Work instructions — Find every line in the records below that holds the word "Kanban", and copy it out.

Entries from a dataset of interfaces:
-.-.-
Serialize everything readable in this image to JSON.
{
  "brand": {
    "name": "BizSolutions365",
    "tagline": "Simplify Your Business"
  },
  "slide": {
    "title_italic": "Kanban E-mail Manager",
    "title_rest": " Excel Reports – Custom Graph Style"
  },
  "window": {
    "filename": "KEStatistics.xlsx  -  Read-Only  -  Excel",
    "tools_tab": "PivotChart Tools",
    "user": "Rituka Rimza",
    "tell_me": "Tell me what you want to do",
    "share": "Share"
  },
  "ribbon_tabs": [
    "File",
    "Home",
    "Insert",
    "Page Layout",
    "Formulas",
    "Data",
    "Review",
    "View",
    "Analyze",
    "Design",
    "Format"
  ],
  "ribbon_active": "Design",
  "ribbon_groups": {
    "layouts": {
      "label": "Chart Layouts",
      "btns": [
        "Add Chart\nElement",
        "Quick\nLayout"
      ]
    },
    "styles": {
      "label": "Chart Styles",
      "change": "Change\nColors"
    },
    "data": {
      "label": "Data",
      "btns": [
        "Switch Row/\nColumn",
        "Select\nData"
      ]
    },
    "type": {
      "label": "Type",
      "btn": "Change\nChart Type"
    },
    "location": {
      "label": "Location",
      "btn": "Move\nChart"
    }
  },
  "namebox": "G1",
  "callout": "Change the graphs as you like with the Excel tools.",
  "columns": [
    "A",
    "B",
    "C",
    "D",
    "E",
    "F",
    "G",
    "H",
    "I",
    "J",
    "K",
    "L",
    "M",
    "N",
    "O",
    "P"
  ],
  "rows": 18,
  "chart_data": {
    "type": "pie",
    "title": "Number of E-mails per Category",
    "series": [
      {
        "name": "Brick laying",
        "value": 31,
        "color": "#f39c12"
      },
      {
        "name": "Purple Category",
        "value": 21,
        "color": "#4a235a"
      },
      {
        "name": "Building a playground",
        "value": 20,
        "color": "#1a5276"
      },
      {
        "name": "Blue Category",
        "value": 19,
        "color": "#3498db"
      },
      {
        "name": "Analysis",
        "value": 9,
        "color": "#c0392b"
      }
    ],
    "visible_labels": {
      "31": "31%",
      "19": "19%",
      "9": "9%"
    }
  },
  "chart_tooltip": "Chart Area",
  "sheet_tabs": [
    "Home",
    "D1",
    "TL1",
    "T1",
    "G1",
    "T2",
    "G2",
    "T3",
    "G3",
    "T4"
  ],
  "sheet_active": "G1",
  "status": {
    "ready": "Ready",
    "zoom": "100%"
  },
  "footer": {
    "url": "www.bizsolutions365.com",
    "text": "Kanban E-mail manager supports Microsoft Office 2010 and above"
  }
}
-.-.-
Result of this task —
    "title_italic": "Kanban E-mail Manager",
    "text": "Kanban E-mail manager supports Microsoft Office 2010 and above"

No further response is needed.